* Task to carry out *
Each line holding the string "SMTP" is to be copied from the data.

[[ Data in this exercise open ]]

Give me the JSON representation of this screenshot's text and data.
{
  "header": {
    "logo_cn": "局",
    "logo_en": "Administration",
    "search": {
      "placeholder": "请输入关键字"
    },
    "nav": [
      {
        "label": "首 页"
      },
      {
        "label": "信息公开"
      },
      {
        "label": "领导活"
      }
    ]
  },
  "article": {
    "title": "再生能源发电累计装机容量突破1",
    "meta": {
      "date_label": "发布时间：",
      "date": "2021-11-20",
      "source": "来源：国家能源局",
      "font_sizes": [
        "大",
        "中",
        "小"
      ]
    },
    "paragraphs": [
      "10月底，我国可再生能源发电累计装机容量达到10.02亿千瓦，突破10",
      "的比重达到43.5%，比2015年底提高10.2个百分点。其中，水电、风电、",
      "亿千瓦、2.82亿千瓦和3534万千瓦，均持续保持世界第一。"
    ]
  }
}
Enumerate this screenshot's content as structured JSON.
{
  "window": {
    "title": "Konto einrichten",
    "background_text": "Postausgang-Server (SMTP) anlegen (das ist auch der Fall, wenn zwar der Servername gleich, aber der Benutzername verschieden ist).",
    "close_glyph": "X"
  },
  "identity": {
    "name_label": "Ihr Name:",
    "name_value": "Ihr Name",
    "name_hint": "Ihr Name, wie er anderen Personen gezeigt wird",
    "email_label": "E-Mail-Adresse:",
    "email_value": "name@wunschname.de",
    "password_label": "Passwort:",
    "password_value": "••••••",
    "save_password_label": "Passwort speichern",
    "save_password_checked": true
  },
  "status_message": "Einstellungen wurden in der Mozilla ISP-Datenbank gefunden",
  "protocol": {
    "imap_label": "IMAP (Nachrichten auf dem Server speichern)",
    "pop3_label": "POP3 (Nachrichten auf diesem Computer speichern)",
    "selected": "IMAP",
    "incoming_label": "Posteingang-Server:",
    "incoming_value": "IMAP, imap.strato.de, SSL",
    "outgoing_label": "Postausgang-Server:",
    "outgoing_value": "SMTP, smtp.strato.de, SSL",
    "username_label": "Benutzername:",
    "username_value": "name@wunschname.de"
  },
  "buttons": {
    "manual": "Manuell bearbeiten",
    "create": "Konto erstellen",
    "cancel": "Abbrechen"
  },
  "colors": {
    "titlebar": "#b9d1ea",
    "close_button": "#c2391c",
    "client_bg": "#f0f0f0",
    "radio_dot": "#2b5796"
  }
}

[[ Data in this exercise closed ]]

* Solution *
    "background_text": "Postausgang-Server (SMTP) anlegen (das ist auch der Fall, wenn zwar der Servername gleich, aber der Benutzername verschieden ist).",
    "outgoing_value": "SMTP, smtp.strato.de, SSL",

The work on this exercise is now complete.